The UN predicts a 40% global shortfall in water supply by 2030 if current consumption and production patterns fail to change, while analysis by NASA suggests that 13 of the world’s 37 largest aquifers have been depleted to the point where regional water availability is threatened.

“Water is an essential resource for many companies, especially those that have manufacturing in their direct or indirect operations. As we move through the 2020s, it’s essential that CPOs prioritise sustainable water usage throughout their operations.”

 

Moving into the social portion of ESG, Perera believes that it continues to make good business sense for CPOs to have a robust methodology for reporting on human rights in their supplier base.

 

Businesses can find themselves involved in lawsuits, suffer reputational harm, and miss out on opportunities and investments if they fail to properly care for the people who keep them in business. And, against the backdrop of modern slavery cases rising significantly in recent years – 86% of which took place in private sector supply chains – human rights must remain top of any CPO’s social agenda.

 

From a governance standpoint, Perera says that sustainable sourcing is both an established practice for CPOs, and also one that’s going to need further collaboration and innovation to remain viable. With increasing interest in greener versions of much-needed materials like steel and aluminium, a new issue is emerging: the lack of supply to meet the demand. 

 

Without very deliberate decisions made by buying companies to adhere to sustainability principles, this lack of supply will both force companies to revert to sourcing original materials and drive up the prices of recycled alternatives.

 

“The most mature procurement organisations will need to harness the power of supplier collaboration and open innovation to transform unsustainable categories into brand-new opportunities for both their own business and the wider market.”

Most beneficial factors for CPOs looking to drive ESG initiatives

Perera believes that it can be tempting to try and pool resources into one area and focus primarily on capability uplift, process improvements or new technologies individually.
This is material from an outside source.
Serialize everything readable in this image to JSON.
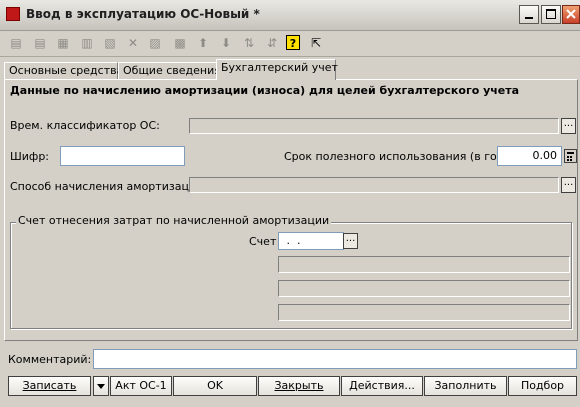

Unfortunately, the inconvenient truth is that it’s all three in concert that will be necessary if CPOs are to meet ESG challenges head-on with the urgency that is required.

He says that while it’s commonly quipped that without robust processes, you have teams that work ineffectively, without appropriate technology, you have teams that work inefficiently, and without the right (skilled) people you don’t have a team at all.

Perera doesn’t see any of these as viable options as we address the sustainability hurdles facing us. The combination of appropriately skilled team members using robust, fit-for-purpose processes underpinned by enabling technology is the only way in which CPOs will be able to deliver on strategic sustainability goals in the way that they need to: systematically – and at scale.

Share

Featured Articles

Top 100 Women 2024: Rosina Wickart, J&J – No. 7

Procurement Magazine’s Top 100 Women in Procurement honours J&J’s Rosina Wickart at Number 7 for 2024

The Global P&SC Awards: One Month Until Submissions Close

Just one more month until submissions close for The Global Procurement & Supply Chain Awards in 2024

Top 100 Women 2024: Andrea Albright, Walmart – No. 6

Procurement Magazine’s Top 100 Women in Procurement honours Walmart’s Andrea Albright at Number 6 for 2024

Evolving Business Needs & Technologies Reshaping Procurement

Procurement Strategy

Top 100 Women 2024: Alexandra Hammond, NHS England – No. 5

Procurement Strategy

Procurement & Supply Chain LIVE Dubai: One Month to Go!

Procurement Strategy